ACTION ITEM:
Locate every line below that contains the word "JSON" and copy it.

PROVIDED DATA:

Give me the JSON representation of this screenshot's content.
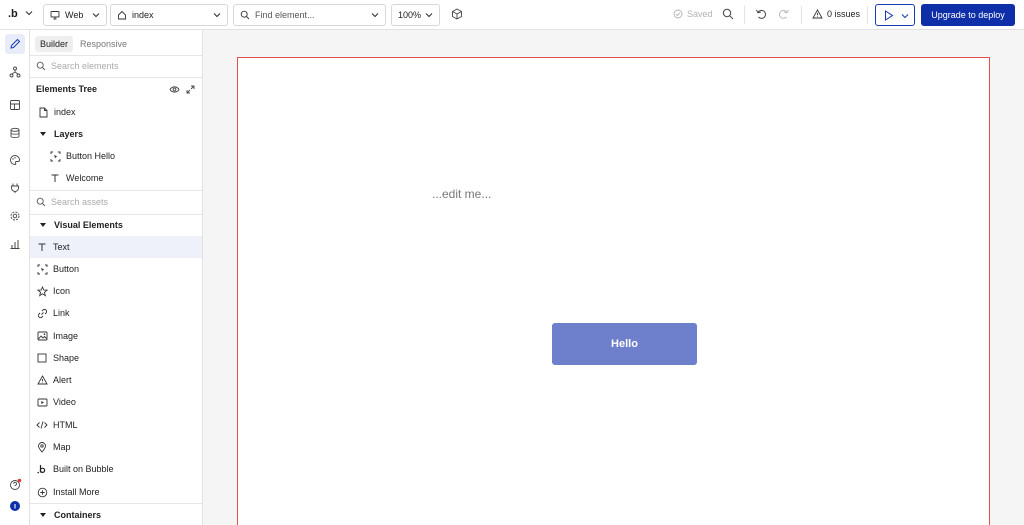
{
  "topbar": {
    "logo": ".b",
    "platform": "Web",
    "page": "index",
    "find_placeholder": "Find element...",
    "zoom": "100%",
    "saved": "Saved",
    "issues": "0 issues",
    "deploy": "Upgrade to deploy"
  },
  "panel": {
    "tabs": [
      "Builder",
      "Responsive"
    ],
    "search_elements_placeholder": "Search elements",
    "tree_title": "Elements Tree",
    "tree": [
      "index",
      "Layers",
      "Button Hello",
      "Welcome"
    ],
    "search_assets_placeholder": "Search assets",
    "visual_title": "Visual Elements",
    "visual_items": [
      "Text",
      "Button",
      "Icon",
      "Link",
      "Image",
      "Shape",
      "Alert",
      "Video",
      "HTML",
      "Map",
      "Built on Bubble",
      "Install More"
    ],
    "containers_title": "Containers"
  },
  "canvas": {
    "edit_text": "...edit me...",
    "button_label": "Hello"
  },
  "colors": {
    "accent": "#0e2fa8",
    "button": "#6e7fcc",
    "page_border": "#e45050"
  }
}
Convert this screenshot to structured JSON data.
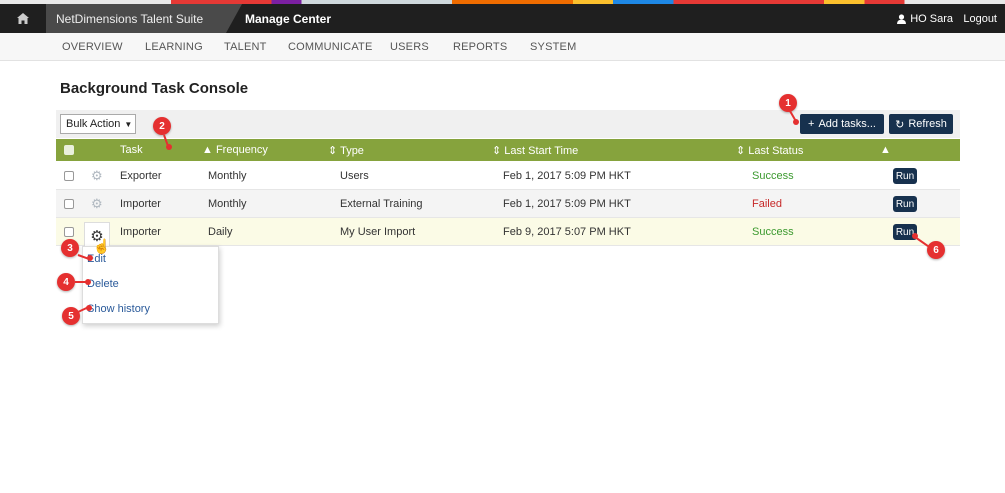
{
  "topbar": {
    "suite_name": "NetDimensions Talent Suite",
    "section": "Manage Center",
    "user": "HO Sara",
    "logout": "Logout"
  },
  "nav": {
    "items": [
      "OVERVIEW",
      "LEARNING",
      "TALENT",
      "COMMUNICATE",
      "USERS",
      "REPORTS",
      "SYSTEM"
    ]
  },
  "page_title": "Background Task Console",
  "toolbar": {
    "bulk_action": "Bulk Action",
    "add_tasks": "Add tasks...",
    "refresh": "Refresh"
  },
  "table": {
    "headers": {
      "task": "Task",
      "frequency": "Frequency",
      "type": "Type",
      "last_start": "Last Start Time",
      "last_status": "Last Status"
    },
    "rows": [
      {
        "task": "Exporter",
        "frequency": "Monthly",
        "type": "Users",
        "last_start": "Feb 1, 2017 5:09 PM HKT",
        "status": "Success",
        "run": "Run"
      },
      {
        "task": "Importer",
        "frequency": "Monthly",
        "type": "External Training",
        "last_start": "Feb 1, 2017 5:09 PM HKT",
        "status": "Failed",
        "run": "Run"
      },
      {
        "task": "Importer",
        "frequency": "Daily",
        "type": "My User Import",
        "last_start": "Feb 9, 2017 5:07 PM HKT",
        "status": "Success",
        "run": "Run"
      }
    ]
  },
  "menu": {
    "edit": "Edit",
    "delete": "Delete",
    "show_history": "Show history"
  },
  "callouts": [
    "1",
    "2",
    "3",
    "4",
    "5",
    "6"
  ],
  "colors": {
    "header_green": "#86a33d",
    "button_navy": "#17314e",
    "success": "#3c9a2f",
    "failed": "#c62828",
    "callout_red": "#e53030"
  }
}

EXERCISE ANSWER:
Give me the JSON representation of this screenshot's content.
Convert this screenshot to structured JSON data.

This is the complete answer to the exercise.